# Irrational number

An irrational number is a real number that is not a rational number. This set is generally denoted using either \(\mathbb{I}\) or \(\overline{\mathbb{Q}}\), the latter of which represents it as the complement of the rationals within the reals.

In the Cauchy sequence definition of real numbers, the irrational numbers are the equivalence classes of Cauchy sequences of rational numbers that do not converge in the rationals. In the Dedekind cut definition, the irrational numbers are the one-sided Dedekind cuts where the set \(\mathbb{Q}^\ge\) does not have a least element.

## Properties of irrational numbers

Irrational numbers have decimal expansions (and indeed, representations in any base \(b\)) that do not repeat or terminate.

The set of irrational numbers is uncountable.

Children:

- Pi is irrational
The number pi is famously not rational, in spite of joking attempts at legislation to fix its value at 3 or

^{22}⁄_{7}. - The square root of 2 is irrational
The number whose square is 2 can’t be written is a quotient of natural numbers

Parents:
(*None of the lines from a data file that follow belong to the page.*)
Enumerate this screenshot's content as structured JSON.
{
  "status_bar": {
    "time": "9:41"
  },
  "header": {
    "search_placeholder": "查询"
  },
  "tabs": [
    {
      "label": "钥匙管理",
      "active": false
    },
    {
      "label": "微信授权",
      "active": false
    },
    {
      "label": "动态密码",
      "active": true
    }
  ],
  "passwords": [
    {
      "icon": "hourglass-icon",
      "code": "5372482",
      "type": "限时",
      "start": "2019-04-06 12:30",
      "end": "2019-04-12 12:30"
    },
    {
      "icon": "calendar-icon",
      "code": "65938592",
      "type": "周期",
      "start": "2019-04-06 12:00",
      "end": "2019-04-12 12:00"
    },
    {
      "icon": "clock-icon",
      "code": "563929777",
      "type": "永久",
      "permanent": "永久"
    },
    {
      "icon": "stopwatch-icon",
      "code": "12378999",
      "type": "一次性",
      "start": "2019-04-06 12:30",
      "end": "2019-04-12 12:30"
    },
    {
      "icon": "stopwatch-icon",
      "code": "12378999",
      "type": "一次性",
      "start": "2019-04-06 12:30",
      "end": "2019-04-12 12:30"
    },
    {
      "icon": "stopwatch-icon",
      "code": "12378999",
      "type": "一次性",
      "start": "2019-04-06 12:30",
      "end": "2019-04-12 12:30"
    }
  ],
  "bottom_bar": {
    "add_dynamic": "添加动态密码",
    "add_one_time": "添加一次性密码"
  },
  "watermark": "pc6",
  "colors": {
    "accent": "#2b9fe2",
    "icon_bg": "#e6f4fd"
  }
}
- Mathematics
Mathematics is the study of numbers and other ideal objects that can be described by axioms.